• Page and application data records

++++++++++

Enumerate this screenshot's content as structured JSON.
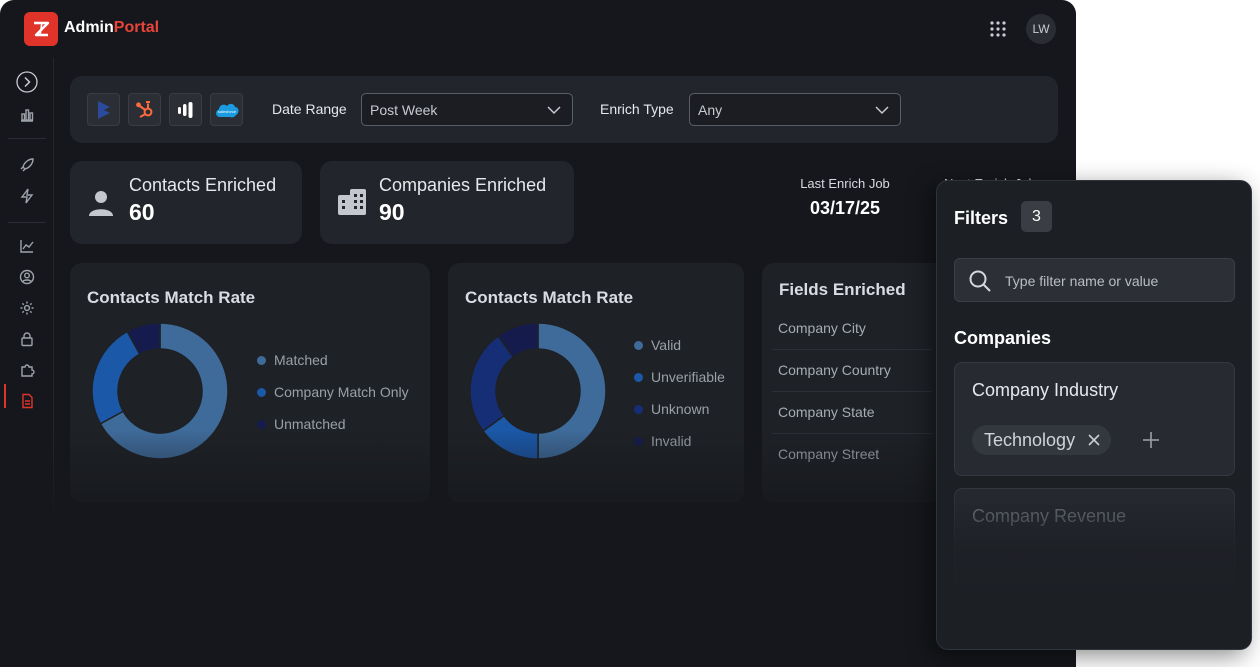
{
  "app": {
    "brand_main": "Admin",
    "brand_accent": "Portal",
    "user_initials": "LW"
  },
  "colors": {
    "accent": "#e0342b",
    "matched": "#3f6b9a",
    "company_match_only": "#1b58a8",
    "unmatched": "#151c4d",
    "valid": "#3f6b9a",
    "unverifiable": "#1b58a8",
    "unknown": "#162e75",
    "invalid": "#151c4d"
  },
  "sidebar": {
    "icons": [
      "expand-icon",
      "bar-chart-icon",
      "rocket-icon",
      "lightning-icon",
      "trend-chart-icon",
      "user-circle-icon",
      "gear-icon",
      "lock-icon",
      "puzzle-icon",
      "document-icon"
    ]
  },
  "toolbar": {
    "integrations": [
      "dynamics-icon",
      "hubspot-icon",
      "outreach-icon",
      "salesforce-icon"
    ],
    "date_range_label": "Date Range",
    "date_range_value": "Post Week",
    "enrich_type_label": "Enrich Type",
    "enrich_type_value": "Any"
  },
  "stats": {
    "contacts_label": "Contacts Enriched",
    "contacts_value": "60",
    "companies_label": "Companies Enriched",
    "companies_value": "90",
    "last_job_label": "Last Enrich Job",
    "last_job_value": "03/17/25",
    "next_job_label": "Next Enrich Job"
  },
  "panels": {
    "contacts_match_title": "Contacts Match Rate",
    "contacts_match_legend": [
      "Matched",
      "Company Match Only",
      "Unmatched"
    ],
    "email_match_title": "Contacts Match Rate",
    "email_match_legend": [
      "Valid",
      "Unverifiable",
      "Unknown",
      "Invalid"
    ],
    "fields_title": "Fields Enriched",
    "fields": [
      "Company City",
      "Company Country",
      "Company State",
      "Company Street"
    ]
  },
  "chart_data": [
    {
      "type": "pie",
      "title": "Contacts Match Rate",
      "categories": [
        "Matched",
        "Company Match Only",
        "Unmatched"
      ],
      "values": [
        67,
        25,
        8
      ]
    },
    {
      "type": "pie",
      "title": "Contacts Match Rate",
      "categories": [
        "Valid",
        "Unverifiable",
        "Unknown",
        "Invalid"
      ],
      "values": [
        50,
        15,
        25,
        10
      ]
    }
  ],
  "filters": {
    "title": "Filters",
    "count": "3",
    "search_placeholder": "Type filter name or value",
    "section": "Companies",
    "card1_title": "Company Industry",
    "card1_chip": "Technology",
    "card2_title": "Company Revenue"
  }
}
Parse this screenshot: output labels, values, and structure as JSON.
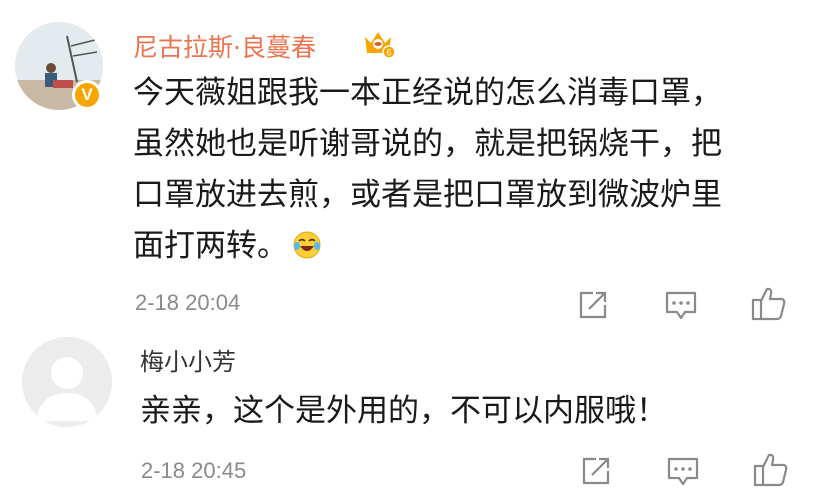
{
  "comments": [
    {
      "username": "尼古拉斯·良蔓春",
      "verified_badge": "V",
      "lines": [
        "今天薇姐跟我一本正经说的怎么消毒口罩，",
        "虽然她也是听谢哥说的，就是把锅烧干，把",
        "口罩放进去煎，或者是把口罩放到微波炉里",
        "面打两转。"
      ],
      "timestamp": "2-18 20:04"
    },
    {
      "username": "梅小小芳",
      "text": "亲亲，这个是外用的，不可以内服哦！",
      "timestamp": "2-18 20:45"
    }
  ],
  "icons": [
    "crown-badge-icon",
    "laughing-emoji-icon",
    "share-icon",
    "comment-icon",
    "like-icon"
  ],
  "colors": {
    "username_accent": "#eb7350",
    "badge": "#f7a600",
    "icon_gray": "#8a8a8a"
  }
}
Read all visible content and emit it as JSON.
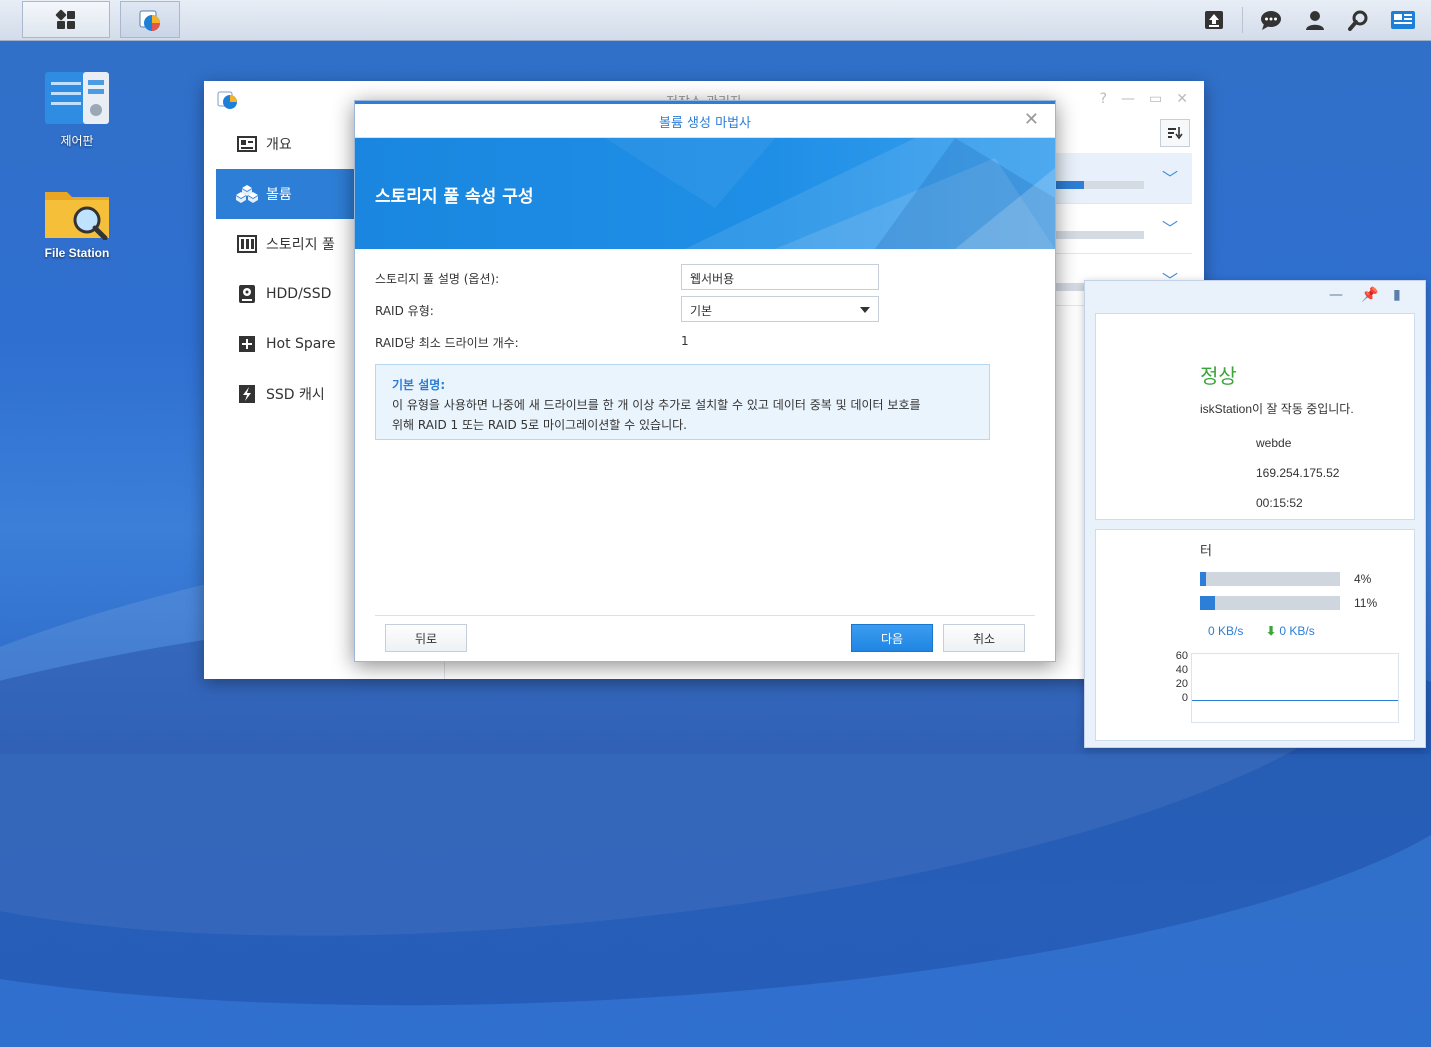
{
  "desktop": {
    "icons": [
      {
        "label": "제어판"
      },
      {
        "label": "File Station"
      }
    ]
  },
  "window": {
    "title": "저장소 관리자",
    "nav": [
      {
        "label": "개요"
      },
      {
        "label": "볼륨"
      },
      {
        "label": "스토리지 풀"
      },
      {
        "label": "HDD/SSD"
      },
      {
        "label": "Hot Spare"
      },
      {
        "label": "SSD 캐시"
      }
    ]
  },
  "dialog": {
    "title": "볼륨 생성 마법사",
    "banner_heading": "스토리지 풀 속성 구성",
    "fields": {
      "description_label": "스토리지 풀 설명 (옵션):",
      "description_value": "웹서버용",
      "raid_label": "RAID 유형:",
      "raid_value": "기본",
      "min_drives_label": "RAID당 최소 드라이브 개수:",
      "min_drives_value": "1"
    },
    "info": {
      "title": "기본 설명:",
      "line1": "이 유형을 사용하면 나중에 새 드라이브를 한 개 이상 추가로 설치할 수 있고 데이터 중복 및 데이터 보호를",
      "line2": "위해 RAID 1 또는 RAID 5로 마이그레이션할 수 있습니다."
    },
    "buttons": {
      "back": "뒤로",
      "next": "다음",
      "cancel": "취소"
    }
  },
  "widget": {
    "status": "정상",
    "status_message": "iskStation이 잘 작동 중입니다.",
    "server_name": "webde",
    "ip": "169.254.175.52",
    "uptime": "00:15:52",
    "monitor_title": "터",
    "cpu_percent": "4%",
    "ram_percent": "11%",
    "cpu_fill": 0.04,
    "ram_fill": 0.11,
    "upload_rate": "0 KB/s",
    "download_rate": "0 KB/s",
    "graph_ticks": [
      "60",
      "40",
      "20",
      "0"
    ]
  },
  "colors": {
    "accent": "#2d7ed6",
    "ok_green": "#3aa43a"
  }
}
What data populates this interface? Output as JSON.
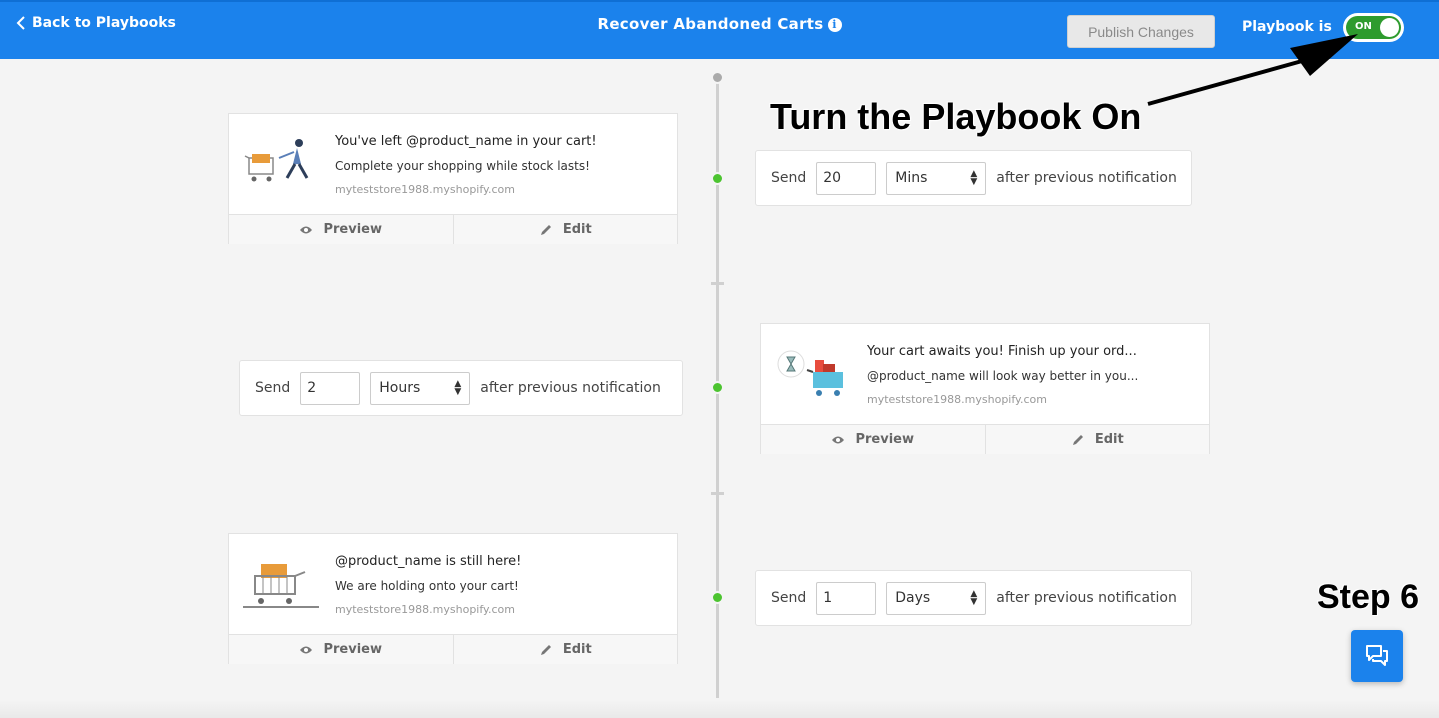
{
  "header": {
    "back_label": "Back to Playbooks",
    "title": "Recover Abandoned Carts",
    "publish_label": "Publish Changes",
    "playbook_label": "Playbook is",
    "toggle_label": "ON"
  },
  "notifications": [
    {
      "title": "You've left @product_name in your cart!",
      "message": "Complete your shopping while stock lasts!",
      "site": "myteststore1988.myshopify.com",
      "preview_label": "Preview",
      "edit_label": "Edit"
    },
    {
      "title": "Your cart awaits you! Finish up your ord...",
      "message": "@product_name will look way better in you...",
      "site": "myteststore1988.myshopify.com",
      "preview_label": "Preview",
      "edit_label": "Edit"
    },
    {
      "title": "@product_name is still here!",
      "message": "We are holding onto your cart!",
      "site": "myteststore1988.myshopify.com",
      "preview_label": "Preview",
      "edit_label": "Edit"
    }
  ],
  "delays": [
    {
      "send_label": "Send",
      "value": "20",
      "unit": "Mins",
      "suffix": "after previous notification"
    },
    {
      "send_label": "Send",
      "value": "2",
      "unit": "Hours",
      "suffix": "after previous notification"
    },
    {
      "send_label": "Send",
      "value": "1",
      "unit": "Days",
      "suffix": "after previous notification"
    }
  ],
  "annotations": {
    "turn_on": "Turn the Playbook On",
    "step": "Step 6"
  },
  "colors": {
    "header_blue": "#1b82ec",
    "toggle_green": "#2e9b2e",
    "timeline_dot_green": "#4cc430"
  }
}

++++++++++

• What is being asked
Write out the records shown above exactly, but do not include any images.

• Task answer
Enumerate this screenshot's content as structured JSON.
{
  "app": {
    "brand_main": "Admin",
    "brand_accent": "Portal",
    "user_initials": "LW"
  },
  "colors": {
    "accent": "#e0342b",
    "matched": "#3f6b9a",
    "company_match_only": "#1b58a8",
    "unmatched": "#151c4d",
    "valid": "#3f6b9a",
    "unverifiable": "#1b58a8",
    "unknown": "#162e75",
    "invalid": "#151c4d"
  },
  "sidebar": {
    "icons": [
      "expand-icon",
      "bar-chart-icon",
      "rocket-icon",
      "lightning-icon",
      "trend-chart-icon",
      "user-circle-icon",
      "gear-icon",
      "lock-icon",
      "puzzle-icon",
      "document-icon"
    ]
  },
  "toolbar": {
    "integrations": [
      "dynamics-icon",
      "hubspot-icon",
      "outreach-icon",
      "salesforce-icon"
    ],
    "date_range_label": "Date Range",
    "date_range_value": "Post Week",
    "enrich_type_label": "Enrich Type",
    "enrich_type_value": "Any"
  },
  "stats": {
    "contacts_label": "Contacts Enriched",
    "contacts_value": "60",
    "companies_label": "Companies Enriched",
    "companies_value": "90",
    "last_job_label": "Last Enrich Job",
    "last_job_value": "03/17/25",
    "next_job_label": "Next Enrich Job"
  },
  "panels": {
    "contacts_match_title": "Contacts Match Rate",
    "contacts_match_legend": [
      "Matched",
      "Company Match Only",
      "Unmatched"
    ],
    "email_match_title": "Contacts Match Rate",
    "email_match_legend": [
      "Valid",
      "Unverifiable",
      "Unknown",
      "Invalid"
    ],
    "fields_title": "Fields Enriched",
    "fields": [
      "Company City",
      "Company Country",
      "Company State",
      "Company Street"
    ]
  },
  "chart_data": [
    {
      "type": "pie",
      "title": "Contacts Match Rate",
      "categories": [
        "Matched",
        "Company Match Only",
        "Unmatched"
      ],
      "values": [
        67,
        25,
        8
      ]
    },
    {
      "type": "pie",
      "title": "Contacts Match Rate",
      "categories": [
        "Valid",
        "Unverifiable",
        "Unknown",
        "Invalid"
      ],
      "values": [
        50,
        15,
        25,
        10
      ]
    }
  ],
  "filters": {
    "title": "Filters",
    "count": "3",
    "search_placeholder": "Type filter name or value",
    "section": "Companies",
    "card1_title": "Company Industry",
    "card1_chip": "Technology",
    "card2_title": "Company Revenue"
  }
}
Parse this screenshot: output labels, values, and structure as JSON.
{
  "comments": [
    {
      "username": "尼古拉斯·良蔓春",
      "verified_badge": "V",
      "lines": [
        "今天薇姐跟我一本正经说的怎么消毒口罩，",
        "虽然她也是听谢哥说的，就是把锅烧干，把",
        "口罩放进去煎，或者是把口罩放到微波炉里",
        "面打两转。"
      ],
      "timestamp": "2-18 20:04"
    },
    {
      "username": "梅小小芳",
      "text": "亲亲，这个是外用的，不可以内服哦！",
      "timestamp": "2-18 20:45"
    }
  ],
  "icons": [
    "crown-badge-icon",
    "laughing-emoji-icon",
    "share-icon",
    "comment-icon",
    "like-icon"
  ],
  "colors": {
    "username_accent": "#eb7350",
    "badge": "#f7a600",
    "icon_gray": "#8a8a8a"
  }
}
Read all visible content and emit it as JSON.
{
  "desktop": {
    "icons": [
      {
        "label": "제어판"
      },
      {
        "label": "File Station"
      }
    ]
  },
  "window": {
    "title": "저장소 관리자",
    "nav": [
      {
        "label": "개요"
      },
      {
        "label": "볼륨"
      },
      {
        "label": "스토리지 풀"
      },
      {
        "label": "HDD/SSD"
      },
      {
        "label": "Hot Spare"
      },
      {
        "label": "SSD 캐시"
      }
    ]
  },
  "dialog": {
    "title": "볼륨 생성 마법사",
    "banner_heading": "스토리지 풀 속성 구성",
    "fields": {
      "description_label": "스토리지 풀 설명 (옵션):",
      "description_value": "웹서버용",
      "raid_label": "RAID 유형:",
      "raid_value": "기본",
      "min_drives_label": "RAID당 최소 드라이브 개수:",
      "min_drives_value": "1"
    },
    "info": {
      "title": "기본 설명:",
      "line1": "이 유형을 사용하면 나중에 새 드라이브를 한 개 이상 추가로 설치할 수 있고 데이터 중복 및 데이터 보호를",
      "line2": "위해 RAID 1 또는 RAID 5로 마이그레이션할 수 있습니다."
    },
    "buttons": {
      "back": "뒤로",
      "next": "다음",
      "cancel": "취소"
    }
  },
  "widget": {
    "status": "정상",
    "status_message": "iskStation이 잘 작동 중입니다.",
    "server_name": "webde",
    "ip": "169.254.175.52",
    "uptime": "00:15:52",
    "monitor_title": "터",
    "cpu_percent": "4%",
    "ram_percent": "11%",
    "cpu_fill": 0.04,
    "ram_fill": 0.11,
    "upload_rate": "0 KB/s",
    "download_rate": "0 KB/s",
    "graph_ticks": [
      "60",
      "40",
      "20",
      "0"
    ]
  },
  "colors": {
    "accent": "#2d7ed6",
    "ok_green": "#3aa43a"
  }
}
What data populates this interface? Output as JSON.
{
  "header": {
    "back_label": "Back to Playbooks",
    "title": "Recover Abandoned Carts",
    "publish_label": "Publish Changes",
    "playbook_label": "Playbook is",
    "toggle_label": "ON"
  },
  "notifications": [
    {
      "title": "You've left @product_name in your cart!",
      "message": "Complete your shopping while stock lasts!",
      "site": "myteststore1988.myshopify.com",
      "preview_label": "Preview",
      "edit_label": "Edit"
    },
    {
      "title": "Your cart awaits you! Finish up your ord...",
      "message": "@product_name will look way better in you...",
      "site": "myteststore1988.myshopify.com",
      "preview_label": "Preview",
      "edit_label": "Edit"
    },
    {
      "title": "@product_name is still here!",
      "message": "We are holding onto your cart!",
      "site": "myteststore1988.myshopify.com",
      "preview_label": "Preview",
      "edit_label": "Edit"
    }
  ],
  "delays": [
    {
      "send_label": "Send",
      "value": "20",
      "unit": "Mins",
      "suffix": "after previous notification"
    },
    {
      "send_label": "Send",
      "value": "2",
      "unit": "Hours",
      "suffix": "after previous notification"
    },
    {
      "send_label": "Send",
      "value": "1",
      "unit": "Days",
      "suffix": "after previous notification"
    }
  ],
  "annotations": {
    "turn_on": "Turn the Playbook On",
    "step": "Step 6"
  },
  "colors": {
    "header_blue": "#1b82ec",
    "toggle_green": "#2e9b2e",
    "timeline_dot_green": "#4cc430"
  }
}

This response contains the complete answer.